For years, sleep was just not a priority for me. I would stay up to midnight (sometimes later) every night and hit snooze 2 or 3 times before waking up.
I could go on and on about the role sleep plays in repair of the body. The main magic that happens during sleep is something called autophagy. Autophagy is the body’s version of spring cleaning. It’s when all of the damaged cells and toxins are cleaned up and new healthy cells and connections are made.
I highly suggest reading “Why We Sleep” by Matthew Walker. It’s a fascinating read that will make you motivated to prioritize sleep (link). I am now in bed by 9:30 pm every night.
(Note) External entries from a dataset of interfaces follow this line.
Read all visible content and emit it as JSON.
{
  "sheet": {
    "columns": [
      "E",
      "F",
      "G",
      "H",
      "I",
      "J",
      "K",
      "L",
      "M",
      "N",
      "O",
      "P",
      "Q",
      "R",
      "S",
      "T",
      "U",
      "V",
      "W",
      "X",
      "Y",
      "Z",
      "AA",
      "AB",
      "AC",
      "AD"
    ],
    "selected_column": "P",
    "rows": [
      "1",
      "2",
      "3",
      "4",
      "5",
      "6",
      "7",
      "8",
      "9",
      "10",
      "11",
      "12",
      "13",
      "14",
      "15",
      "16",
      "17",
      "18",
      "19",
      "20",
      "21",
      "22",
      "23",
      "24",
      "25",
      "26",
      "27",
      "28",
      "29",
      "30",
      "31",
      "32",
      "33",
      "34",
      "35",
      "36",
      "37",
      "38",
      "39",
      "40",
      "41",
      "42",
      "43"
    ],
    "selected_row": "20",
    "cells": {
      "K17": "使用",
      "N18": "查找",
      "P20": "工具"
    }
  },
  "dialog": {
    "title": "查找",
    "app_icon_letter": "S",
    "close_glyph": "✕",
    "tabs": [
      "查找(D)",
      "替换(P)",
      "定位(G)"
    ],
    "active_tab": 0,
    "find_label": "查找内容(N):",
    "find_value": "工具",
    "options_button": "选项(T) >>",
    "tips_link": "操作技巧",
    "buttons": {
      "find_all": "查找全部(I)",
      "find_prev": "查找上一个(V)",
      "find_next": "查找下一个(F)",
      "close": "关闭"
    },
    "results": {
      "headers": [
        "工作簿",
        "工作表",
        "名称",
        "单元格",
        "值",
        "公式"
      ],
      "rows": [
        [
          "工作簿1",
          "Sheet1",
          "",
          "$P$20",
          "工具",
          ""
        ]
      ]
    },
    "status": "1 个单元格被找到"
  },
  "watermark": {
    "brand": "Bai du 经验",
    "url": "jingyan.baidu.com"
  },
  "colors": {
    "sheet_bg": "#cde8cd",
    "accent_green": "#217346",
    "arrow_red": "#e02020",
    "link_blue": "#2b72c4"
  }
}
It feels weird at first, but the energy payoff is worth it. With time I realized I wasn’t accomplishing much during those hours anyway.
Fasting is popular right now for many reasons. It has healing benefits for both the mind and the body. I don’t like to get particular with fasting windows because everyone is different. Fasting can stress some women’s bodies so its important to experiment on your own with this one.
I started with not eating before 12pm and after 6pm. I stuck with that for months and was amazed at how much energy I had an how much my mood changed. In about 6 months I had zero sugar cravings (huge for a sugar addict like myself) and also completely stopped snacking. My meals were high fat meals that satiated me.
I’m no longer strict with exact times of eating, but I only eat twice a day and have no desire to snack. Since my blood sugar is regulated, I have food freedom. If I’m flying or find myself in a place where the food isn’t what I would normally eat I can pass. No more shakiness or angry sensations. This one is a major game changer.
I spent years afraid of the sun. I’d wear sunblock, hats, sunglasses and run for cover if I thought I was getting too much sun.
It’s obvious to me that the sun isn’t a villain. Our ancestors spent all day outside, and as we’re spending more and more time in offices avoiding the sun, skin cancer rates are going up. I believe this has more to do with blue light exposure and nutritional deficiencies.
The data on Vitamin D is eye opening. I aim for at least 1 hours a day, and use the app D minder (link) to track how much I’m getting.
Childhood experiences can wire pathways that cause anxious responses.
It’s important to understand that the brain is a very literal organ. It does not understand the difference between perception and reality. Our brain is neuroplastic meaning it can change throughout life. Using affirmations and visualizations, we can create experiences in the mind that change the pathways of the brain.
I used affirmations every day for months before I noticed a change. I still use affirmations daily. They’re a major part of re-programming thoughts, behaviors, and patterns.
I like to do affirmations first thing in the morning when my mind is sharpest, but everyone is different. It’s important to understand that you cannot just mindlessly say these affirmations. In order for the brain to have a new experience the body must be involved. This means as you are concentrating on the affirmations you need to imagine how it would feel if the affirmation were true. You’ll feel this in your body and in this moment the mind and body connect. Only through this connection can new pathways be formed.
Here is an affirmation to heal anxiety:
Take a few short breaths and consciously tell your body it’s going to completely relax. As your visualization techniques get stronger it will be easier and easier to get into this state. Do not get frustrated if you find this difficult at first. Affirmations are a practice that require repetition.
I am calmness
I am calm in all situations
I choose my reaction
I do not react, I respond
My nature is peace
I am peace
In moments where I am out of alignment I can always choose to go back to peace
I am safe, I am protected, I am awareness
My body is healing
My mind is clear
I release anxiety as a part of my identity
I am peace
I hope this this guide and my own story helps you on your own journey of healing. You are powerful, capable, and whole. Suffering with anxiety does not have to be a lifetime battle.